Can the weather really worsen arthritis pain?

Robert H. Shmerling, MD
Robert H. Shmerling, MD, Faculty Editor, Harvard Health Publishing

If you have arthritis, you may have noticed that the weather affects your symptoms. I hear it from my patients all the time.

If it’s true that the weather can worsen arthritis pain, how does that work? Is there any scientific evidence to explain it? People have been asking these questions for many years without finding good answers. But that’s not keeping researchers from trying to understand it better.

What we (think we) know

Past studies examining the effect of rain, humidity, and other weather-related factors on symptoms of arthritis have been inconclusive, and in some cases, contradictory. Some suggest that the key variable is rising barometric pressure. Other studies found just the opposite — that falling pressure could provoke joint pain or stiffness. There have even been attempts to artificially vary environmental conditions to mimic weather changes, such as placing arthritis sufferers in barometric chambers and varying the pressure up and down.

Despite this, we still don’t know whether it is one particular feature of the weather or a combination of features that matters. There are many potential factors — humidity, temperature, precipitation, and barometric pressure among them. Even if we could precisely identify what about weather affects arthritis pain and stiffness, we’re still not sure why — biologically speaking — weather should have any impact on joint symptoms.

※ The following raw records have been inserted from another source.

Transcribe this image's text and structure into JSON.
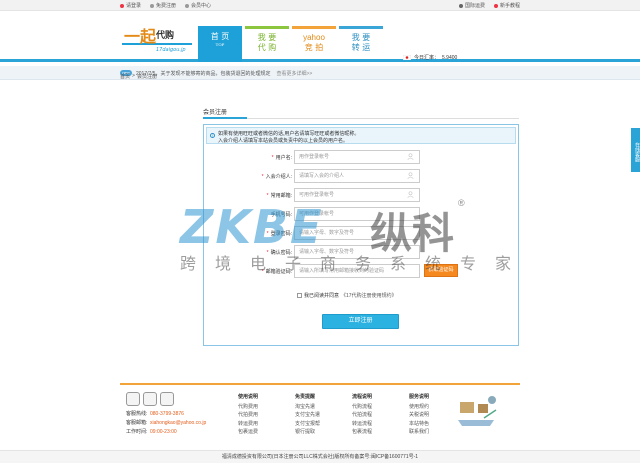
{
  "topbar": {
    "login": "请登录",
    "register": "免费注册",
    "member": "会员中心",
    "intl": "国际运费",
    "guide": "新手教程"
  },
  "logo": {
    "text": "一起代购",
    "sub": "17daigou.jp"
  },
  "nav": {
    "tabs": [
      {
        "label": "首 页",
        "sub": "TOP"
      },
      {
        "label": "我 要",
        "sub": "代 购"
      },
      {
        "label": "yahoo",
        "sub": "竞 拍"
      },
      {
        "label": "我 要",
        "sub": "转 运"
      }
    ]
  },
  "rate": {
    "label": "今日汇率：",
    "value": "5.9400"
  },
  "notice": {
    "badge": "new",
    "text": "2017/7/5，关于发现不能够寄的商品，包装货退回的处理规定",
    "more": "查看更多详细>>"
  },
  "breadcrumb": {
    "home": "首页",
    "sep": ">",
    "current": "会员注册"
  },
  "form": {
    "title": "会员注册",
    "hint_line1": "如果有使用旺旺或者微信的话,用户名请填写旺旺或者微信昵称。",
    "hint_line2": "入会介绍人请填写本站会员或负责中的以上会员的用户名。",
    "fields": [
      {
        "label": "用户名:",
        "placeholder": "用作登录帐号",
        "required": true
      },
      {
        "label": "入会介绍人:",
        "placeholder": "请填写入会的介绍人",
        "required": true
      },
      {
        "label": "常用邮箱:",
        "placeholder": "可用作登录帐号",
        "required": true
      },
      {
        "label": "手机号码:",
        "placeholder": "可用作登录帐号",
        "required": false
      },
      {
        "label": "登录密码:",
        "placeholder": "请输入字母、数字及符号",
        "required": true
      },
      {
        "label": "确认密码:",
        "placeholder": "请输入字母、数字及符号",
        "required": true
      },
      {
        "label": "邮箱验证码:",
        "placeholder": "请输入所填写常用邮箱接收到的验证码",
        "required": true
      }
    ],
    "send_code": "获取验证码",
    "agree_text": "我已阅读并同意",
    "agree_link": "《17代购注册使用规约》",
    "submit": "立即注册"
  },
  "watermark": {
    "brand": "ZKBE",
    "cn": "纵科",
    "sub": "跨境电子商务系统专家",
    "reg": "®"
  },
  "side": {
    "label": "在线客服"
  },
  "footer": {
    "contact": [
      {
        "k": "客服热线:",
        "v": "080-3799-3876"
      },
      {
        "k": "客服邮箱:",
        "v": "xiahongkao@yahoo.co.jp"
      },
      {
        "k": "工作时间:",
        "v": "09:00-23:00"
      }
    ],
    "columns": [
      {
        "title": "使用说明",
        "items": [
          "代购费用",
          "代拍费用",
          "转运费用",
          "包裹运费"
        ]
      },
      {
        "title": "免责提醒",
        "items": [
          "淘宝先遣",
          "支付宝先遣",
          "支付宝报帮",
          "银行提取"
        ]
      },
      {
        "title": "流程说明",
        "items": [
          "代购流程",
          "代拍流程",
          "转运流程",
          "包裹流程"
        ]
      },
      {
        "title": "服务说明",
        "items": [
          "使用规约",
          "关税说明",
          "本站特色",
          "联系我们"
        ]
      }
    ],
    "copyright": "福清成德投资有限公司(日本注册公司LLC株式会社)版权所有备案号:闽ICP备1600771号-1"
  },
  "colors": {
    "accent": "#2aa3d6",
    "orange": "#f5891f",
    "submit": "#2bb2e0"
  }
}
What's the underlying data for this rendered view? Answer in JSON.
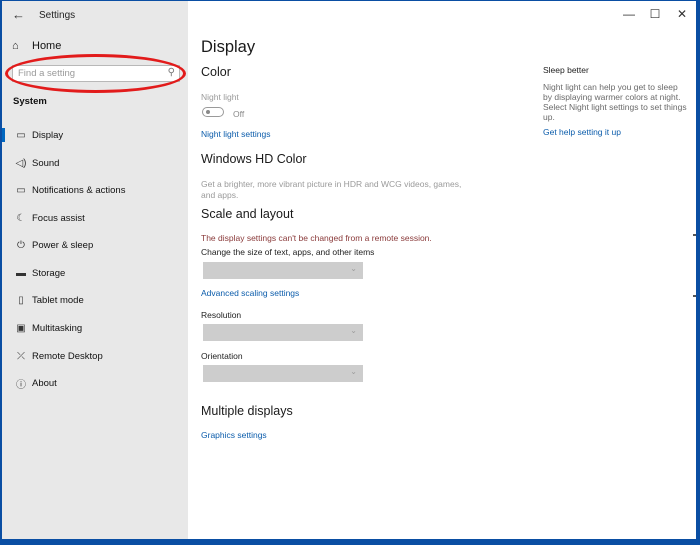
{
  "titlebar": {
    "back_icon": "←",
    "title": "Settings",
    "minimize": "—",
    "maximize": "☐",
    "close": "✕"
  },
  "sidebar": {
    "home_label": "Home",
    "search_placeholder": "Find a setting",
    "section_label": "System",
    "items": [
      {
        "label": "Display",
        "icon": "display-icon",
        "glyph": "▭"
      },
      {
        "label": "Sound",
        "icon": "sound-icon",
        "glyph": "🔊︎"
      },
      {
        "label": "Notifications & actions",
        "icon": "notifications-icon",
        "glyph": "▭"
      },
      {
        "label": "Focus assist",
        "icon": "focus-assist-icon",
        "glyph": "☾"
      },
      {
        "label": "Power & sleep",
        "icon": "power-icon",
        "glyph": "⏻"
      },
      {
        "label": "Storage",
        "icon": "storage-icon",
        "glyph": "▬"
      },
      {
        "label": "Tablet mode",
        "icon": "tablet-mode-icon",
        "glyph": "▯"
      },
      {
        "label": "Multitasking",
        "icon": "multitasking-icon",
        "glyph": "▣"
      },
      {
        "label": "Remote Desktop",
        "icon": "remote-desktop-icon",
        "glyph": "⤫"
      },
      {
        "label": "About",
        "icon": "about-icon",
        "glyph": "ⓘ"
      }
    ],
    "selected_index": 0
  },
  "main": {
    "page_title": "Display",
    "color_heading": "Color",
    "night_light_label": "Night light",
    "night_light_state": "Off",
    "night_light_settings_link": "Night light settings",
    "hd_heading": "Windows HD Color",
    "hd_desc_line1": "Get a brighter, more vibrant picture in HDR and WCG videos, games,",
    "hd_desc_line2": "and apps.",
    "scale_heading": "Scale and layout",
    "remote_warning": "The display settings can't be changed from a remote session.",
    "scale_label": "Change the size of text, apps, and other items",
    "advanced_scaling_link": "Advanced scaling settings",
    "resolution_label": "Resolution",
    "orientation_label": "Orientation",
    "multiple_heading": "Multiple displays",
    "graphics_link": "Graphics settings"
  },
  "right_panel": {
    "title": "Sleep better",
    "line1": "Night light can help you get to sleep",
    "line2": "by displaying warmer colors at night.",
    "line3": "Select Night light settings to set things",
    "line4": "up.",
    "help_link": "Get help setting it up"
  },
  "colors": {
    "accent": "#0067c0",
    "link": "#0b5cab",
    "annotation_circle": "#e21b1b",
    "desktop": "#0a4ea3"
  }
}
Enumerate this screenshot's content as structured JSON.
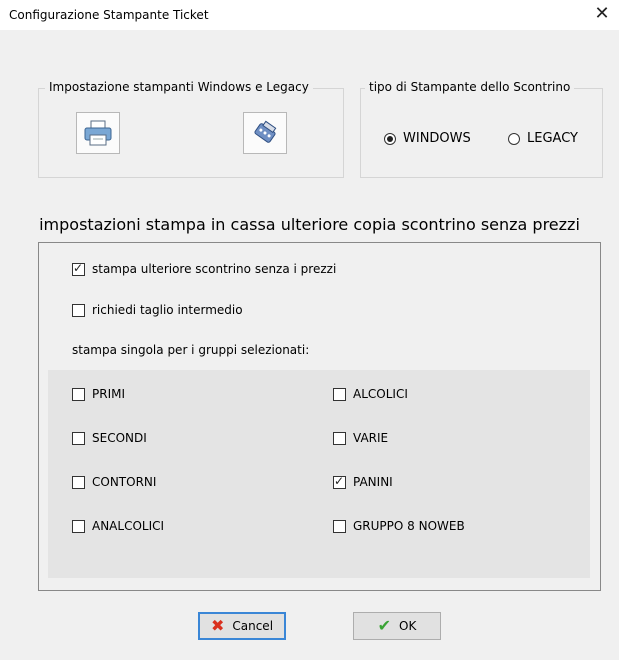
{
  "window": {
    "title": "Configurazione Stampante Ticket"
  },
  "printers_group": {
    "legend": "Impostazione stampanti Windows e Legacy",
    "windows_icon": "printer-icon",
    "legacy_icon": "legacy-printer-icon"
  },
  "type_group": {
    "legend": "tipo di Stampante dello Scontrino",
    "options": [
      {
        "label": "WINDOWS",
        "selected": true
      },
      {
        "label": "LEGACY",
        "selected": false
      }
    ]
  },
  "heading": "impostazioni stampa in cassa ulteriore copia scontrino senza prezzi",
  "options": [
    {
      "label": "stampa ulteriore scontrino senza i prezzi",
      "checked": true
    },
    {
      "label": "richiedi taglio intermedio",
      "checked": false
    }
  ],
  "groups_label": "stampa singola per i gruppi  selezionati:",
  "groups": [
    {
      "label": "PRIMI",
      "checked": false
    },
    {
      "label": "ALCOLICI",
      "checked": false
    },
    {
      "label": "SECONDI",
      "checked": false
    },
    {
      "label": "VARIE",
      "checked": false
    },
    {
      "label": "CONTORNI",
      "checked": false
    },
    {
      "label": "PANINI",
      "checked": true
    },
    {
      "label": "ANALCOLICI",
      "checked": false
    },
    {
      "label": "GRUPPO 8 NOWEB",
      "checked": false
    }
  ],
  "buttons": {
    "cancel": "Cancel",
    "ok": "OK",
    "cancel_color": "#d9301e",
    "ok_color": "#3aa335"
  }
}
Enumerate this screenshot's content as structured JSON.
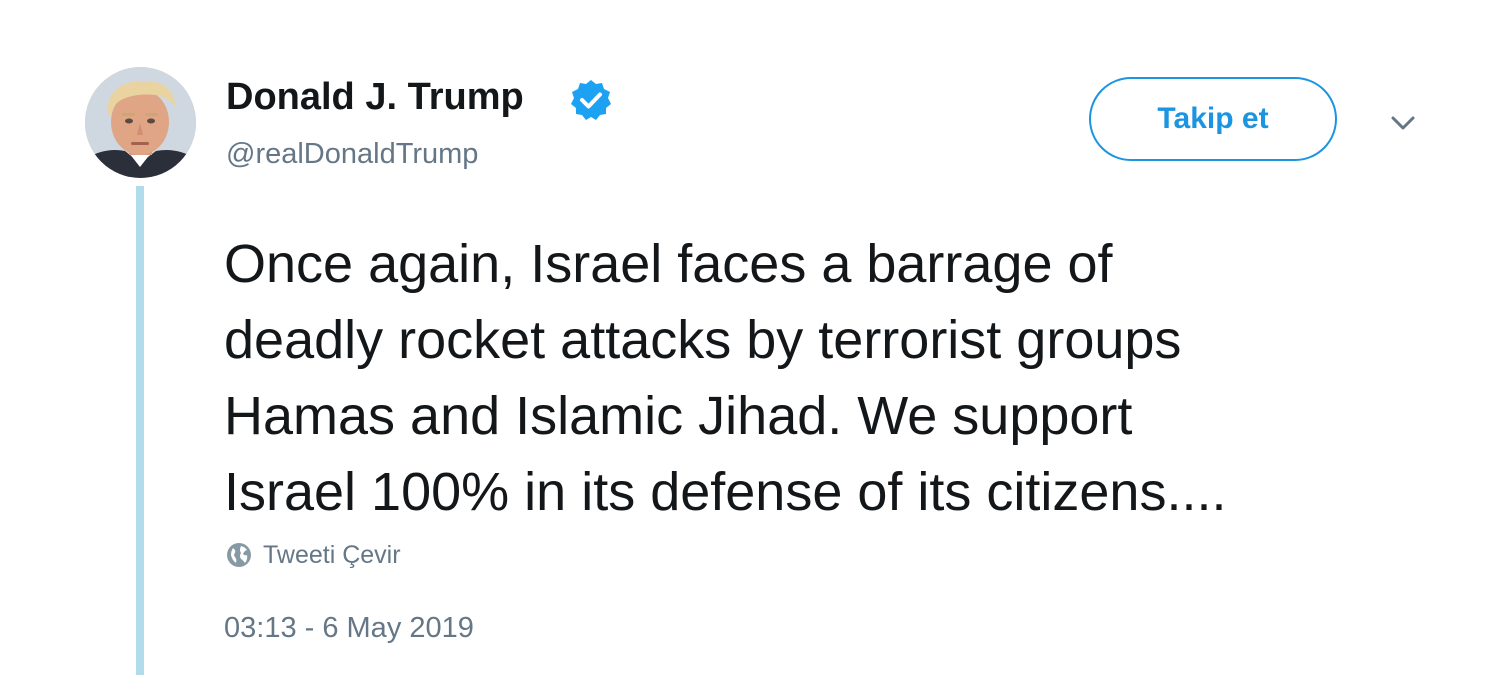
{
  "tweet": {
    "author": {
      "display_name": "Donald J. Trump",
      "handle": "@realDonaldTrump",
      "verified": true
    },
    "follow_label": "Takip et",
    "text_lines": [
      "Once again, Israel faces a barrage of",
      "deadly rocket attacks by terrorist groups",
      "Hamas and Islamic Jihad. We support",
      "Israel 100% in its defense of its citizens...."
    ],
    "translate_label": "Tweeti Çevir",
    "timestamp": "03:13 - 6 May 2019"
  },
  "colors": {
    "brand_blue": "#1b95e0",
    "text_primary": "#14171a",
    "text_secondary": "#657786",
    "thread_line": "#b0dcec"
  },
  "icons": {
    "verified": "verified-badge-icon",
    "more": "chevron-down-icon",
    "translate": "globe-icon"
  }
}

Having reviewed the studies, I find myself not knowing how to answer my patients who ask me why their symptoms reliably worsen when the weather is damp or rain is coming, or when some other weather event happens. I usually tell them that, first, I believe there is a connection between weather and joint symptoms, and second, researchers have been unable to figure out just what matters most about the weather and arthritis symptoms or why there should be a connection.

The newest studies

In just the past year or so, two new studies have weighed in on the question of whether weather has an impact on arthritis symptoms. And both found that yes, indeed, weather matters!

In the first study, Dutch researchers enrolled 222 people with osteoarthritis of the hip — the most common, “wear-and-tear” type of arthritis — and compared their reported symptoms with a variety of weather variables. They found that over a two-year period, pain and stiffness were slightly worse with rising barometric pressure and humidity, although the overall average impact was small. The second study included more than 800 adults living in one of six European countries and who had osteoarthritis of the hip, knee, or hands. Although changes in weather did not seem to affect symptoms, higher humidity was linked with increasing pain and stiffness, especially in colder weather. So, while these studies varied in the specifics, we now have a bit more evidence linking weather to joint symptoms.

So what?

It’s a fair question. After all, even if we could prove a clear and powerful impact of weather on symptoms of arthritis, how is that helpful to know? It’s not as if doctors are likely to suggest that a patient move to a more arthritis-friendly climate. It’s even less likely that patients would follow such a recommendation. Until we can control the weather or our internal environments with precision, these new studies probably have little impact for the individual arthritis sufferer.

However, identifying a link between a particular type of weather and joint symptoms might help us understand the causes and mechanisms of arthritis symptoms. And that might lead to better treatments or even preventive strategies. In addition, figuring out why some people seem to feel worse in certain circumstances while others notice no change (or even feel better) in those same environments could help us understand subtle differences between types of arthritis or the ways individuals respond to them.

“Everyone keeps talking about the weather…

…but no one is doing anything about it.” That’s an old line but, of course, there’s truth to it. But even if weather does affect the symptoms of arthritis and there’s nothing that can be done about the weather, that doesn’t mean there’s nothing to be done about the arthritis! There are more treatment options than ever before, with and without the use of medications. If you have significant and persistent joint pain, stiffness, or swelling, see your doctor — rain or shine.

Comments:

  1. Chris greene

    Common risk factors for OA of the knee are genetics, being overweight, joint injury, overuse of the joint, and having other forms of arthritis, the pains are horrible during winter.

  2. Ritu

    There are different opoitns and though they all have side effects, he should look into radioactive implants. They are tiny seeds which do not harm those around him and seem to be better than the surgical resection and/ or radiation. He just needs to have a explanation of all the opoitns and statistics. If he is older like 70 it progresses less quickly.

  3. richard carr

    As I understand it the information transferred in our nerves is an electro chemical communication system which would be very susceptible in our bodies as it is in our environment I would look at our Alpha Beta Theta waves. Most likely barometric, temperature and humidity

  4. Chris

    Winter is horrible for arthritis patients. The joint pains severity is more. Having good diet and slight excercise helps in getting over the problem.

  5. Laila Durrani

    This is exactly what i was thinking about!

  6. Rashmi

    Arthritis and Osteoarthritis are some of the greatest issues, special in winters. I’m going to share some info of your’s on my blog too. Thanks